Premixed insulin, combination of short and long-acting kinds of the hormone, provides better blood-sugar control in comparison with long-acting insulin alone or oral therapies, a new study finds.
Two types of premixed insulin — premixed human insulin and premixed insulin analogues (human insulin which is genetically engineered), appeared to have the same advantages.
Around 28 percent of type 2 diabetes patients use insulin alone (16 percent) or combined with an oral medication (12 percent) to maintain their blood-glucose levels.
And as the number of type 2 diabetes patient are increasing, awareness on the effectiveness and safety of premixed insulin is even more essential.
Premixed insulin consists of both long and short-acting insulin together in one preparation. These products provide patients more flexibility as to when they eat.
“This is supposed to treat the post-meal sugar and also the blood sugars for eight to 12 hours after injection,” explained Dr. Spyros Mezitis, an endocrinologist and assistant professor of medicine at New York Presbyterian Hospital. “It has more flexibility.”

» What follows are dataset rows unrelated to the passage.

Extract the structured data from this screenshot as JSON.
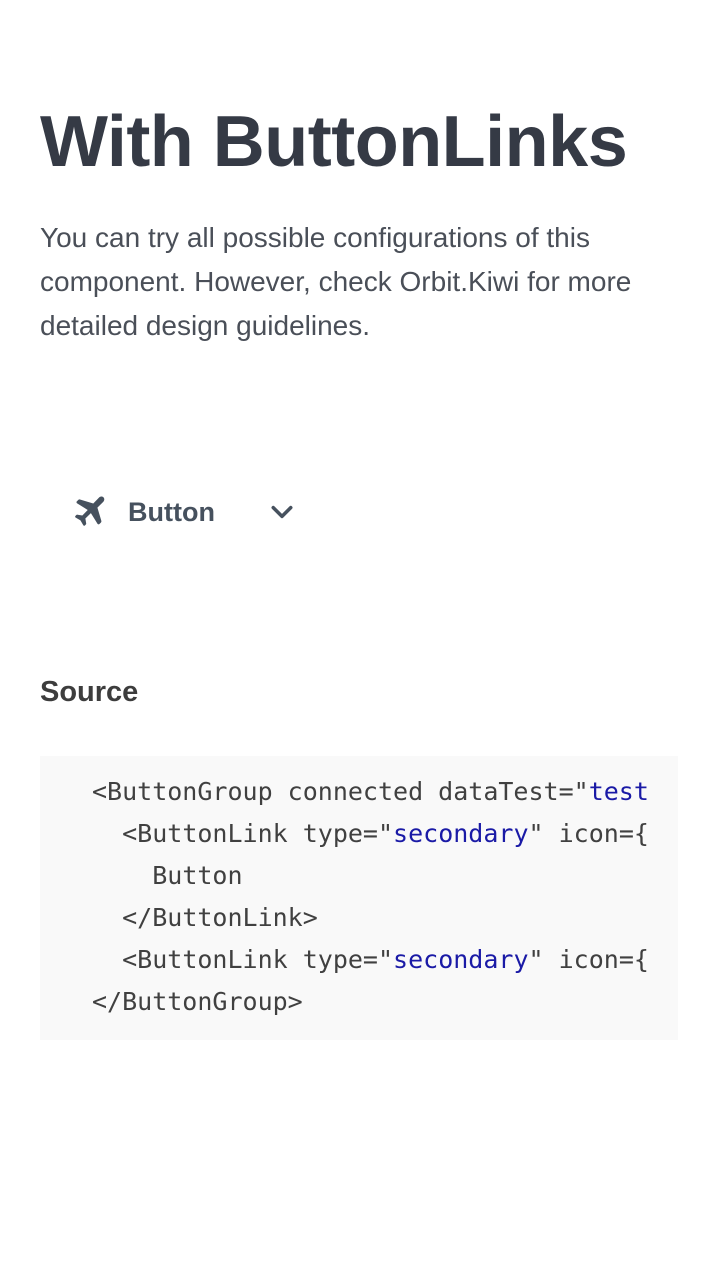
{
  "header": {
    "title": "With ButtonLinks",
    "description": "You can try all possible configurations of this component. However, check Orbit.Kiwi for more detailed design guidelines."
  },
  "demo": {
    "button_label": "Button",
    "button_icon": "airplane-icon",
    "dropdown_icon": "chevron-down-icon"
  },
  "source": {
    "heading": "Source",
    "lines": [
      {
        "indent": "",
        "before": "<ButtonGroup connected dataTest=\"",
        "string": "test",
        "after": ""
      },
      {
        "indent": "  ",
        "before": "<ButtonLink type=\"",
        "string": "secondary",
        "after": "\" icon={"
      },
      {
        "indent": "    ",
        "before": "Button",
        "string": "",
        "after": ""
      },
      {
        "indent": "  ",
        "before": "</ButtonLink>",
        "string": "",
        "after": ""
      },
      {
        "indent": "  ",
        "before": "<ButtonLink type=\"",
        "string": "secondary",
        "after": "\" icon={"
      },
      {
        "indent": "",
        "before": "</ButtonGroup>",
        "string": "",
        "after": ""
      }
    ]
  },
  "colors": {
    "text": "#363d48",
    "button_text": "#46515e",
    "code_background": "#f9f9f9",
    "code_string": "#1a1aa6"
  }
}
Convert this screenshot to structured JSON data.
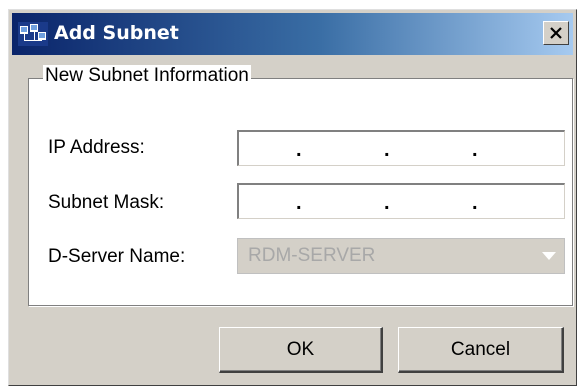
{
  "window": {
    "title": "Add Subnet"
  },
  "group": {
    "title": "New Subnet Information"
  },
  "fields": {
    "ip_address_label": "IP Address:",
    "subnet_mask_label": "Subnet Mask:",
    "server_name_label": "D-Server Name:",
    "server_name_value": "RDM-SERVER",
    "ip_separator": "."
  },
  "buttons": {
    "ok_label": "OK",
    "cancel_label": "Cancel"
  },
  "icons": {
    "app": "network-icon",
    "close": "close-icon",
    "dropdown": "chevron-down-icon"
  },
  "colors": {
    "title_bar_start": "#0a246a",
    "title_bar_end": "#a6caf0",
    "dialog_bg": "#d4d0c8",
    "disabled_text": "#a8a8a8"
  }
}
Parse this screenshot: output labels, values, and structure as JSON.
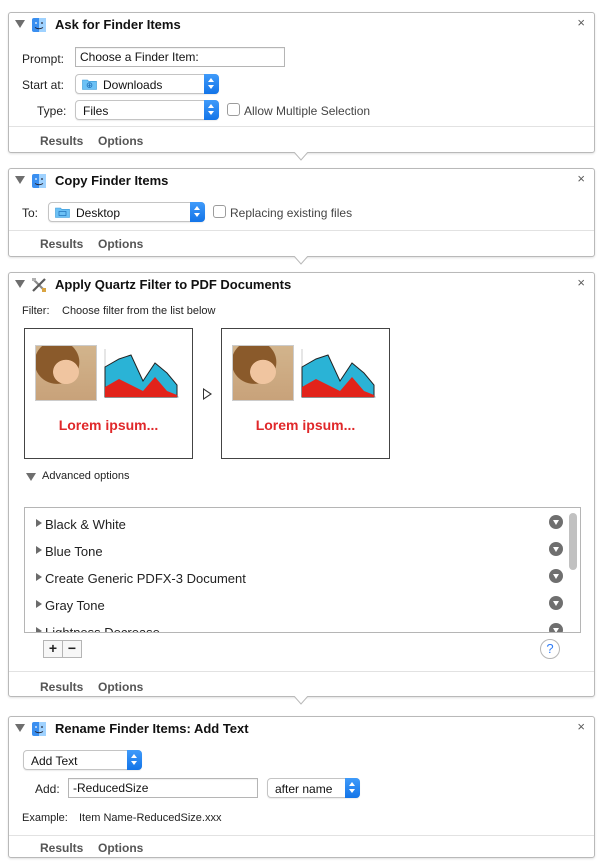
{
  "actions": [
    {
      "title": "Ask for Finder Items",
      "prompt_label": "Prompt:",
      "prompt_value": "Choose a Finder Item:",
      "start_label": "Start at:",
      "start_value": "Downloads",
      "type_label": "Type:",
      "type_value": "Files",
      "multi_label": "Allow Multiple Selection",
      "results": "Results",
      "options": "Options"
    },
    {
      "title": "Copy Finder Items",
      "to_label": "To:",
      "to_value": "Desktop",
      "replace_label": "Replacing existing files",
      "results": "Results",
      "options": "Options"
    },
    {
      "title": "Apply Quartz Filter to PDF Documents",
      "filter_label": "Filter:",
      "filter_hint": "Choose filter from the list below",
      "preview_text_before": "Lorem ipsum...",
      "preview_text_after": "Lorem ipsum...",
      "advanced_label": "Advanced options",
      "filters": [
        "Black & White",
        "Blue Tone",
        "Create Generic PDFX-3 Document",
        "Gray Tone",
        "Lightness Decrease"
      ],
      "plus": "+",
      "minus": "−",
      "help": "?",
      "results": "Results",
      "options": "Options"
    },
    {
      "title": "Rename Finder Items: Add Text",
      "mode_value": "Add Text",
      "add_label": "Add:",
      "add_value": "-ReducedSize",
      "position_value": "after name",
      "example_label": "Example:",
      "example_value": "Item Name-ReducedSize.xxx",
      "results": "Results",
      "options": "Options"
    }
  ],
  "close_glyph": "×",
  "colors": {
    "accent": "#1a7cf0",
    "lorem_red": "#e0282a",
    "chart_cyan": "#2ab3d6",
    "chart_red": "#e2231a"
  }
}
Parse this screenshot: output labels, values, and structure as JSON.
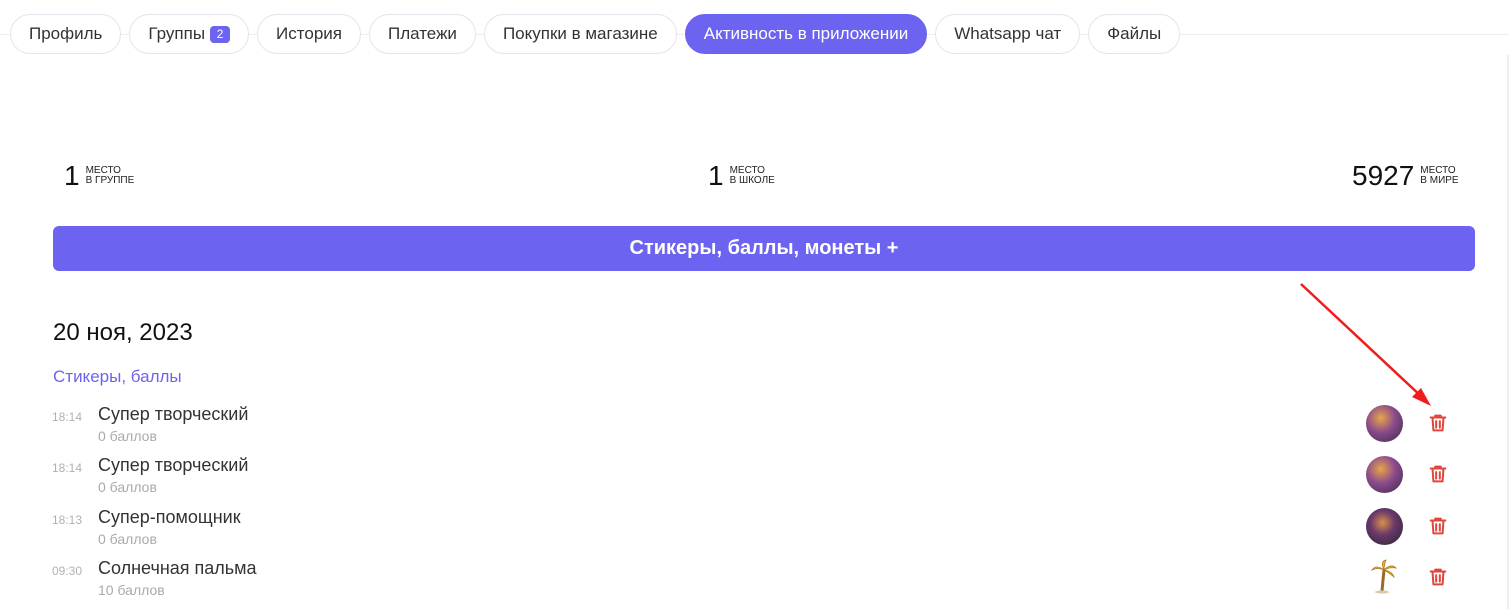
{
  "tabs": [
    {
      "label": "Профиль"
    },
    {
      "label": "Группы",
      "badge": "2"
    },
    {
      "label": "История"
    },
    {
      "label": "Платежи"
    },
    {
      "label": "Покупки в магазине"
    },
    {
      "label": "Активность в приложении",
      "active": true
    },
    {
      "label": "Whatsapp чат"
    },
    {
      "label": "Файлы"
    }
  ],
  "stats": [
    {
      "value": "1",
      "label1": "МЕСТО",
      "label2": "В ГРУППЕ"
    },
    {
      "value": "1",
      "label1": "МЕСТО",
      "label2": "В ШКОЛЕ"
    },
    {
      "value": "5927",
      "label1": "МЕСТО",
      "label2": "В МИРЕ"
    }
  ],
  "main_button": "Стикеры, баллы, монеты +",
  "date": "20 ноя, 2023",
  "section": "Стикеры, баллы",
  "entries": [
    {
      "time": "18:14",
      "title": "Супер творческий",
      "points": "0 баллов"
    },
    {
      "time": "18:14",
      "title": "Супер творческий",
      "points": "0 баллов"
    },
    {
      "time": "18:13",
      "title": "Супер-помощник",
      "points": "0 баллов"
    },
    {
      "time": "09:30",
      "title": "Солнечная пальма",
      "points": "10 баллов"
    }
  ],
  "colors": {
    "accent": "#6c63f0",
    "delete": "#e0463b",
    "annotation_arrow": "#f01c1c"
  },
  "icons": {
    "delete": "trash-icon",
    "sticker": "sticker-avatar",
    "palm": "palm-tree-icon"
  }
}
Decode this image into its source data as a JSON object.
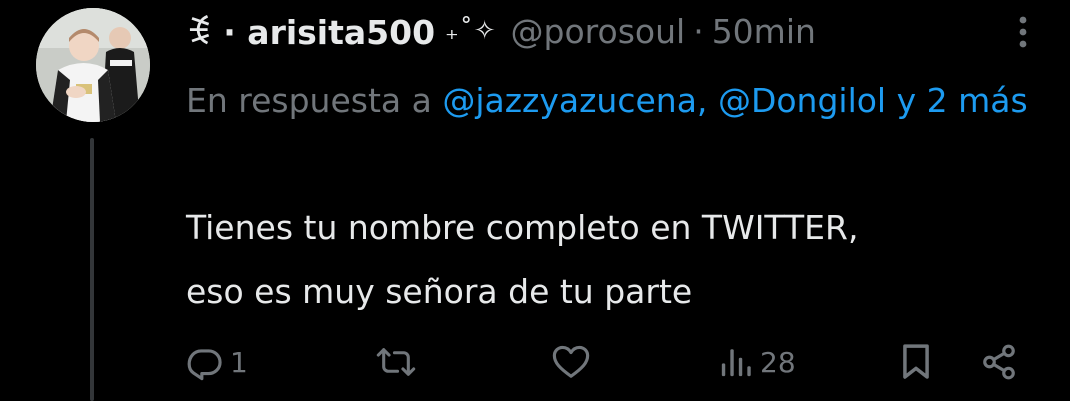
{
  "author": {
    "display_name": "ꉂ · arisita500",
    "name_decoration": "₊˚✧",
    "handle": "@porosoul",
    "separator": "·",
    "timestamp": "50min",
    "avatar": "profile-photo"
  },
  "reply_context": {
    "prefix": "En respuesta a",
    "mentions": [
      "@jazzyazucena,",
      "@Dongilol"
    ],
    "suffix": "y 2 más"
  },
  "tweet": {
    "lines": [
      "Tienes tu nombre completo en TWITTER,",
      "eso es muy señora de tu parte"
    ]
  },
  "actions": {
    "reply": {
      "icon": "reply-icon",
      "count": "1"
    },
    "retweet": {
      "icon": "retweet-icon",
      "count": ""
    },
    "like": {
      "icon": "heart-icon",
      "count": ""
    },
    "views": {
      "icon": "views-icon",
      "count": "28"
    },
    "bookmark": {
      "icon": "bookmark-icon"
    },
    "share": {
      "icon": "share-icon"
    }
  },
  "more_icon": "more-icon",
  "colors": {
    "background": "#000000",
    "text": "#e7e9ea",
    "muted": "#71767b",
    "link": "#1d9bf0",
    "thread_line": "#333639"
  }
}
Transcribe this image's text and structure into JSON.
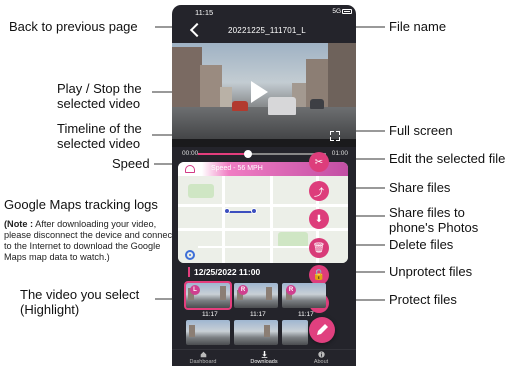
{
  "labels": {
    "back": "Back to previous page",
    "play_stop": "Play / Stop the selected video",
    "timeline": "Timeline of the selected video",
    "speed": "Speed",
    "maps_tracking": "Google Maps tracking logs",
    "note_prefix": "(Note :",
    "note_body": "After downloading your video, please disconnect the device and connect to the Internet to download the Google Maps map data to watch.)",
    "video_you_select": "The video you select (Highlight)",
    "file_name": "File name",
    "full_screen": "Full screen",
    "edit_file": "Edit the selected file",
    "share_files": "Share files",
    "share_photos": "Share files to phone's Photos",
    "delete_files": "Delete files",
    "unprotect_files": "Unprotect files",
    "protect_files": "Protect files"
  },
  "phone": {
    "status_time": "11:15",
    "status_signal": "5G",
    "file_name": "20221225_111701_L",
    "time_start": "00:00",
    "time_end": "01:00",
    "progress": 0.39,
    "speed_text": "Speed - 56 MPH",
    "date_header": "12/25/2022 11:00",
    "thumbnails": [
      {
        "badge": "L",
        "time": "11:17",
        "selected": true
      },
      {
        "badge": "R",
        "time": "11:17",
        "selected": false
      },
      {
        "badge": "R",
        "time": "11:17",
        "selected": false
      },
      {
        "badge": "",
        "time": "",
        "selected": false
      },
      {
        "badge": "",
        "time": "",
        "selected": false
      },
      {
        "badge": "",
        "time": "",
        "selected": false
      }
    ],
    "nav": [
      "Dashboard",
      "Downloads",
      "About"
    ]
  },
  "colors": {
    "accent": "#e43e7d",
    "phone_bg": "#24242b",
    "route": "#3c4fbf"
  }
}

Patients only need two premix insulin injections: one before breakfast and one before dinner. The first injection take care of breakfast and lunch but disappears by dinner time, then a second injection will cover things until the next morning, explained study lead author Dr. Rehan Qayyum.
The premixed insulin analogues had also shown better results than long-acting insulin analogues and pills in reducing HbA1c (a blood-sugar control test performed normally after three months) and post-meal glucose levels.
For patients taking oral drugs, whose sugar level is not normal, “premixed analogue is one option that can be looked at instead of titrating up or manipulating these oral diabetic agents,” Qayyum said.